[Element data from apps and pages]
____________

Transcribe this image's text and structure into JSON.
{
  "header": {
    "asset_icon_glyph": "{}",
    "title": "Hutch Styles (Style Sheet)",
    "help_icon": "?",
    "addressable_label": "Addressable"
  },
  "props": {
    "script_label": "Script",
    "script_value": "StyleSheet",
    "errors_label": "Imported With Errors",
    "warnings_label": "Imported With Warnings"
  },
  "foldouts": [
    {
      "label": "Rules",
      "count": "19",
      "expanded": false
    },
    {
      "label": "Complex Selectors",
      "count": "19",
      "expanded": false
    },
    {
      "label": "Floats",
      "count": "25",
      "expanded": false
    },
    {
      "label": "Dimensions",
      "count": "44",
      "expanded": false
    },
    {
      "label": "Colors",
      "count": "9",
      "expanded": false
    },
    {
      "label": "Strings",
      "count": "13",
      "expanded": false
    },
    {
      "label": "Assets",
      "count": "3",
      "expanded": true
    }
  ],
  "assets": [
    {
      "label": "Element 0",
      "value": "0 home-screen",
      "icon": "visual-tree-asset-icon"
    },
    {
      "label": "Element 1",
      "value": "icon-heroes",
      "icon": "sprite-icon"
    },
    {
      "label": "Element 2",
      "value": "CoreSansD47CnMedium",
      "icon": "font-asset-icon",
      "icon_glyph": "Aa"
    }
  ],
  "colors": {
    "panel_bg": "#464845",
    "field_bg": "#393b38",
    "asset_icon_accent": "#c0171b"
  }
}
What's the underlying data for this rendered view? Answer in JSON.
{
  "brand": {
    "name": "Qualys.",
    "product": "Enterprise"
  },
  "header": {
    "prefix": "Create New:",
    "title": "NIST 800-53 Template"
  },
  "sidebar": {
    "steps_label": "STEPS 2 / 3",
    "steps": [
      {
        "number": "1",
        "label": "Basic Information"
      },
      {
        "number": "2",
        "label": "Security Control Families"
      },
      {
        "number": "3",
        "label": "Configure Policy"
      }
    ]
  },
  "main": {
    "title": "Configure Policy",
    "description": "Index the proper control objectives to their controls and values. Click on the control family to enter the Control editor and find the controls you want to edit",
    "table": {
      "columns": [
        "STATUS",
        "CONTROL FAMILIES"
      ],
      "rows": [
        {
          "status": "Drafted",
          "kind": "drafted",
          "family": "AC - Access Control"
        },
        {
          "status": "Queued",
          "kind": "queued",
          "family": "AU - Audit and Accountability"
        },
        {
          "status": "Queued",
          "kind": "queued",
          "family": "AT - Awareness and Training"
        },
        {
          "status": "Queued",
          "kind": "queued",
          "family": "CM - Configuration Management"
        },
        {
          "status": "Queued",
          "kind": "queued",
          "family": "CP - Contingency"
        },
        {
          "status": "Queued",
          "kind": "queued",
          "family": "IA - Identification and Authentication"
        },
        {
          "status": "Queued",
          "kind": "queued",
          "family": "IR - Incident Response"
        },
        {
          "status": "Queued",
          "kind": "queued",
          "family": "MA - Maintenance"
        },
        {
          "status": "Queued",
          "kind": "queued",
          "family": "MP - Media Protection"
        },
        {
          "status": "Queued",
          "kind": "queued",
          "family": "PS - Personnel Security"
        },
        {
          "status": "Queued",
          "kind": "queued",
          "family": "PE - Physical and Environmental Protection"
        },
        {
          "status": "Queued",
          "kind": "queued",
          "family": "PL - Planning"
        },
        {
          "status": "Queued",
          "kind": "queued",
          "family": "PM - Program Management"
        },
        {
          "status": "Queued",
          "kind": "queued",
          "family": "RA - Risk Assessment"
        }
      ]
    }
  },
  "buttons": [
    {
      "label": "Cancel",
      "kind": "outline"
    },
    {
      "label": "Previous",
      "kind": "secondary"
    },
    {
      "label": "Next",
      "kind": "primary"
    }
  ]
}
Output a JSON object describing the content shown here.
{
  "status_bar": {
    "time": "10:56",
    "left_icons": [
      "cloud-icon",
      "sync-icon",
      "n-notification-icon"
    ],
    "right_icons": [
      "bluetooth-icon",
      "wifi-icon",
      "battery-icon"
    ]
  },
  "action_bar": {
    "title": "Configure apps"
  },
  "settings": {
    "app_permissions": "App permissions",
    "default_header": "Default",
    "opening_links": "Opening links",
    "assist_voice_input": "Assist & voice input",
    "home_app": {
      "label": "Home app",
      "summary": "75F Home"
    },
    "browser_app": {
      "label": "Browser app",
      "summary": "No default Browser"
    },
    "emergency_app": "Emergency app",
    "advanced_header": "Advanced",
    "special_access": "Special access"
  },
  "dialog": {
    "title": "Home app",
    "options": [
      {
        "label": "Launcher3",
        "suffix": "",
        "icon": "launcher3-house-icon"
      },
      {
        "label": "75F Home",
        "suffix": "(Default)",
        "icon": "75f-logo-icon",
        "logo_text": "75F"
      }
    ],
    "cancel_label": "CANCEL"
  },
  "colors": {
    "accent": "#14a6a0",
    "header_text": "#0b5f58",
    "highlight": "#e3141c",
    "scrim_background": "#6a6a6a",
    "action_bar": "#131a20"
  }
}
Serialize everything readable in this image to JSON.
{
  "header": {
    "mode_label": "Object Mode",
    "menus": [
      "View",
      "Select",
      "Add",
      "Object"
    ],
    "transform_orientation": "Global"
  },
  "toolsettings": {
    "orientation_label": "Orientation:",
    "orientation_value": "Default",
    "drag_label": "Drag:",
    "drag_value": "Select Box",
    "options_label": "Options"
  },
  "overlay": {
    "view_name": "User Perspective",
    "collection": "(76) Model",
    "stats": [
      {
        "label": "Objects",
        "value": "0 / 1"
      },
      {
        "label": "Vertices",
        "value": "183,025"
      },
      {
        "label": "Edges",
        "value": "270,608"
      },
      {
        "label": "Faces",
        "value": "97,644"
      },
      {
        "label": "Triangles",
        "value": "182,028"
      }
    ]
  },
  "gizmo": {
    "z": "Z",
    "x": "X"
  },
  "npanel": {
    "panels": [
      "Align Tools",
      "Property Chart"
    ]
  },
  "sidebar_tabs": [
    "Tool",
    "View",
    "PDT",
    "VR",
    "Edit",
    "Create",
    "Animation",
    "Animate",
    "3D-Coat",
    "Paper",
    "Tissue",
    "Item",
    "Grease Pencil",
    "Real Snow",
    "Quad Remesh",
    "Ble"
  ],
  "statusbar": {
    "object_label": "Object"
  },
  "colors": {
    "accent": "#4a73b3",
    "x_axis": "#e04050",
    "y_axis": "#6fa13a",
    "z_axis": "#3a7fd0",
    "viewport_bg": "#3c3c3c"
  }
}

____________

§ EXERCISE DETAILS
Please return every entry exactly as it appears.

§ SOLUTION FOR THIS EXERCISE
Transcribe this image's text and structure into JSON.
{
  "header": {
    "asset_icon_glyph": "{}",
    "title": "Hutch Styles (Style Sheet)",
    "help_icon": "?",
    "addressable_label": "Addressable"
  },
  "props": {
    "script_label": "Script",
    "script_value": "StyleSheet",
    "errors_label": "Imported With Errors",
    "warnings_label": "Imported With Warnings"
  },
  "foldouts": [
    {
      "label": "Rules",
      "count": "19",
      "expanded": false
    },
    {
      "label": "Complex Selectors",
      "count": "19",
      "expanded": false
    },
    {
      "label": "Floats",
      "count": "25",
      "expanded": false
    },
    {
      "label": "Dimensions",
      "count": "44",
      "expanded": false
    },
    {
      "label": "Colors",
      "count": "9",
      "expanded": false
    },
    {
      "label": "Strings",
      "count": "13",
      "expanded": false
    },
    {
      "label": "Assets",
      "count": "3",
      "expanded": true
    }
  ],
  "assets": [
    {
      "label": "Element 0",
      "value": "0 home-screen",
      "icon": "visual-tree-asset-icon"
    },
    {
      "label": "Element 1",
      "value": "icon-heroes",
      "icon": "sprite-icon"
    },
    {
      "label": "Element 2",
      "value": "CoreSansD47CnMedium",
      "icon": "font-asset-icon",
      "icon_glyph": "Aa"
    }
  ],
  "colors": {
    "panel_bg": "#464845",
    "field_bg": "#393b38",
    "asset_icon_accent": "#c0171b"
  }
}
What's the underlying data for this rendered view? Answer in JSON.
{
  "brand": {
    "name": "Qualys.",
    "product": "Enterprise"
  },
  "header": {
    "prefix": "Create New:",
    "title": "NIST 800-53 Template"
  },
  "sidebar": {
    "steps_label": "STEPS 2 / 3",
    "steps": [
      {
        "number": "1",
        "label": "Basic Information"
      },
      {
        "number": "2",
        "label": "Security Control Families"
      },
      {
        "number": "3",
        "label": "Configure Policy"
      }
    ]
  },
  "main": {
    "title": "Configure Policy",
    "description": "Index the proper control objectives to their controls and values. Click on the control family to enter the Control editor and find the controls you want to edit",
    "table": {
      "columns": [
        "STATUS",
        "CONTROL FAMILIES"
      ],
      "rows": [
        {
          "status": "Drafted",
          "kind": "drafted",
          "family": "AC - Access Control"
        },
        {
          "status": "Queued",
          "kind": "queued",
          "family": "AU - Audit and Accountability"
        },
        {
          "status": "Queued",
          "kind": "queued",
          "family": "AT - Awareness and Training"
        },
        {
          "status": "Queued",
          "kind": "queued",
          "family": "CM - Configuration Management"
        },
        {
          "status": "Queued",
          "kind": "queued",
          "family": "CP - Contingency"
        },
        {
          "status": "Queued",
          "kind": "queued",
          "family": "IA - Identification and Authentication"
        },
        {
          "status": "Queued",
          "kind": "queued",
          "family": "IR - Incident Response"
        },
        {
          "status": "Queued",
          "kind": "queued",
          "family": "MA - Maintenance"
        },
        {
          "status": "Queued",
          "kind": "queued",
          "family": "MP - Media Protection"
        },
        {
          "status": "Queued",
          "kind": "queued",
          "family": "PS - Personnel Security"
        },
        {
          "status": "Queued",
          "kind": "queued",
          "family": "PE - Physical and Environmental Protection"
        },
        {
          "status": "Queued",
          "kind": "queued",
          "family": "PL - Planning"
        },
        {
          "status": "Queued",
          "kind": "queued",
          "family": "PM - Program Management"
        },
        {
          "status": "Queued",
          "kind": "queued",
          "family": "RA - Risk Assessment"
        }
      ]
    }
  },
  "buttons": [
    {
      "label": "Cancel",
      "kind": "outline"
    },
    {
      "label": "Previous",
      "kind": "secondary"
    },
    {
      "label": "Next",
      "kind": "primary"
    }
  ]
}
Output a JSON object describing the content shown here.
{
  "status_bar": {
    "time": "10:56",
    "left_icons": [
      "cloud-icon",
      "sync-icon",
      "n-notification-icon"
    ],
    "right_icons": [
      "bluetooth-icon",
      "wifi-icon",
      "battery-icon"
    ]
  },
  "action_bar": {
    "title": "Configure apps"
  },
  "settings": {
    "app_permissions": "App permissions",
    "default_header": "Default",
    "opening_links": "Opening links",
    "assist_voice_input": "Assist & voice input",
    "home_app": {
      "label": "Home app",
      "summary": "75F Home"
    },
    "browser_app": {
      "label": "Browser app",
      "summary": "No default Browser"
    },
    "emergency_app": "Emergency app",
    "advanced_header": "Advanced",
    "special_access": "Special access"
  },
  "dialog": {
    "title": "Home app",
    "options": [
      {
        "label": "Launcher3",
        "suffix": "",
        "icon": "launcher3-house-icon"
      },
      {
        "label": "75F Home",
        "suffix": "(Default)",
        "icon": "75f-logo-icon",
        "logo_text": "75F"
      }
    ],
    "cancel_label": "CANCEL"
  },
  "colors": {
    "accent": "#14a6a0",
    "header_text": "#0b5f58",
    "highlight": "#e3141c",
    "scrim_background": "#6a6a6a",
    "action_bar": "#131a20"
  }
}
Serialize everything readable in this image to JSON.
{
  "header": {
    "mode_label": "Object Mode",
    "menus": [
      "View",
      "Select",
      "Add",
      "Object"
    ],
    "transform_orientation": "Global"
  },
  "toolsettings": {
    "orientation_label": "Orientation:",
    "orientation_value": "Default",
    "drag_label": "Drag:",
    "drag_value": "Select Box",
    "options_label": "Options"
  },
  "overlay": {
    "view_name": "User Perspective",
    "collection": "(76) Model",
    "stats": [
      {
        "label": "Objects",
        "value": "0 / 1"
      },
      {
        "label": "Vertices",
        "value": "183,025"
      },
      {
        "label": "Edges",
        "value": "270,608"
      },
      {
        "label": "Faces",
        "value": "97,644"
      },
      {
        "label": "Triangles",
        "value": "182,028"
      }
    ]
  },
  "gizmo": {
    "z": "Z",
    "x": "X"
  },
  "npanel": {
    "panels": [
      "Align Tools",
      "Property Chart"
    ]
  },
  "sidebar_tabs": [
    "Tool",
    "View",
    "PDT",
    "VR",
    "Edit",
    "Create",
    "Animation",
    "Animate",
    "3D-Coat",
    "Paper",
    "Tissue",
    "Item",
    "Grease Pencil",
    "Real Snow",
    "Quad Remesh",
    "Ble"
  ],
  "statusbar": {
    "object_label": "Object"
  },
  "colors": {
    "accent": "#4a73b3",
    "x_axis": "#e04050",
    "y_axis": "#6fa13a",
    "z_axis": "#3a7fd0",
    "viewport_bg": "#3c3c3c"
  }
}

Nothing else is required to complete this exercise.